Newspaper Boy: A Film Analysis
Newspaper Boy, released in 1955, is a 15-minute short film about a young boy who sells newspapers on the street to support his family. The film was directed by Canadian filmmaker Don Owen and shot on location in Toronto. Newspaper Boy is an interesting and well-made film that offers a unique perspective on the working-class experience in 1950s Toronto.
One of the most striking things about Newspaper Boy is the naturalistic acting by the cast, which helps to create a strong sense of realism. The film’s protagonist, young newspaper boy Tommy, is played by real-life street kid Bobby Brougham, who delivers a powerful and convincing performance. The film’s setting also contributes to its realism, with its depiction of 1950s Toronto streets and buildings.
Newspaper Boy is also notable for its social commentary, which offers a unique perspective on the working-class experience. The film explores themes such as poverty, family dynamics, and the importance of hard work. It also offers a sympathetic portrayal of Tommy, who is shown to be a hardworking and determined young boy who is simply trying to survive in a difficult situation.
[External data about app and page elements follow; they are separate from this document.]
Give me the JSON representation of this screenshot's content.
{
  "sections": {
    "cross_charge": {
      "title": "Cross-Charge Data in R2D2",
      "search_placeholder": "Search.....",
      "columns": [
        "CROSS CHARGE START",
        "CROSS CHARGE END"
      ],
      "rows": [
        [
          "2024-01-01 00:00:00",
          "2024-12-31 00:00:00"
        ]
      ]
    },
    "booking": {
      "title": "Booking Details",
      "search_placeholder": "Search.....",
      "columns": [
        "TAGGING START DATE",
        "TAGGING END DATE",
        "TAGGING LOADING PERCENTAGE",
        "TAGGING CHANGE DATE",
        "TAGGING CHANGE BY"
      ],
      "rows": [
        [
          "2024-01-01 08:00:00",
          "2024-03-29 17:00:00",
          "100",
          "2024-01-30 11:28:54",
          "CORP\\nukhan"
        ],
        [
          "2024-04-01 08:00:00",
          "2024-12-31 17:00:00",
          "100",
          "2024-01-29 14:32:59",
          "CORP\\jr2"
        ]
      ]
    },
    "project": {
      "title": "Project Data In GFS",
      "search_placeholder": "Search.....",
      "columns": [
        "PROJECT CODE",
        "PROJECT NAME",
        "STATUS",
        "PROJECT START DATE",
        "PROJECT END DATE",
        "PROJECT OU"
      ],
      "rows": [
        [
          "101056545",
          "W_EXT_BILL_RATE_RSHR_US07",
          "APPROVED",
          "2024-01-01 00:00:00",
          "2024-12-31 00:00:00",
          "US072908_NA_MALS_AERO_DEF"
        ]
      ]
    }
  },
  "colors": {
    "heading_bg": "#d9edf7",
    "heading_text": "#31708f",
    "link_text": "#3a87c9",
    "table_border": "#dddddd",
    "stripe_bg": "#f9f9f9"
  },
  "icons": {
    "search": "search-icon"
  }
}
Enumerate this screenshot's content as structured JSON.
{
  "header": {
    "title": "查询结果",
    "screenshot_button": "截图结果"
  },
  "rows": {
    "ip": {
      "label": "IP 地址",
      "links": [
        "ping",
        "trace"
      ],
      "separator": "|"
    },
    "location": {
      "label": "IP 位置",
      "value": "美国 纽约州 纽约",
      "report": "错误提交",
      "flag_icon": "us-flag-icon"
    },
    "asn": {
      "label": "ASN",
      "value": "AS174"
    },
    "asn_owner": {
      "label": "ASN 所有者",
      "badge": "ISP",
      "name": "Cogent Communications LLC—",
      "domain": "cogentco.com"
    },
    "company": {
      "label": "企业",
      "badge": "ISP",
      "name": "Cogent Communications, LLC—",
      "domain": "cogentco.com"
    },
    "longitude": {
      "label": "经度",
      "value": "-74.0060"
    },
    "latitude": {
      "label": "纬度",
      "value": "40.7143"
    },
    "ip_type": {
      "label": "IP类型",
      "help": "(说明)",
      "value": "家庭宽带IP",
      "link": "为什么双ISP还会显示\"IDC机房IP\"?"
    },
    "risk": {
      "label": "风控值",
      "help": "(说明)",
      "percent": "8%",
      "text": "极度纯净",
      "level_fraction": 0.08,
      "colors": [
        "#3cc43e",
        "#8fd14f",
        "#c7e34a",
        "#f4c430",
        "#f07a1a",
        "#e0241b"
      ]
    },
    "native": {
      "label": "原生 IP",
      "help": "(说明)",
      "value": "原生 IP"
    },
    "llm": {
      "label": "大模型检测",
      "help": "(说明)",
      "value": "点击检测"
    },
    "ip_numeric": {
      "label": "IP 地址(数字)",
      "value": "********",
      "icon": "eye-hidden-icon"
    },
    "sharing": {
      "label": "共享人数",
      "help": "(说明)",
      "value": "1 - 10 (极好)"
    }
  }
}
Overall, Newspaper Boy is a well-made and powerful film that offers a unique perspective on the working-class experience in 1950s Toronto. It is an important historical document that is worth watching for anyone interested in Canadian cinema or social history.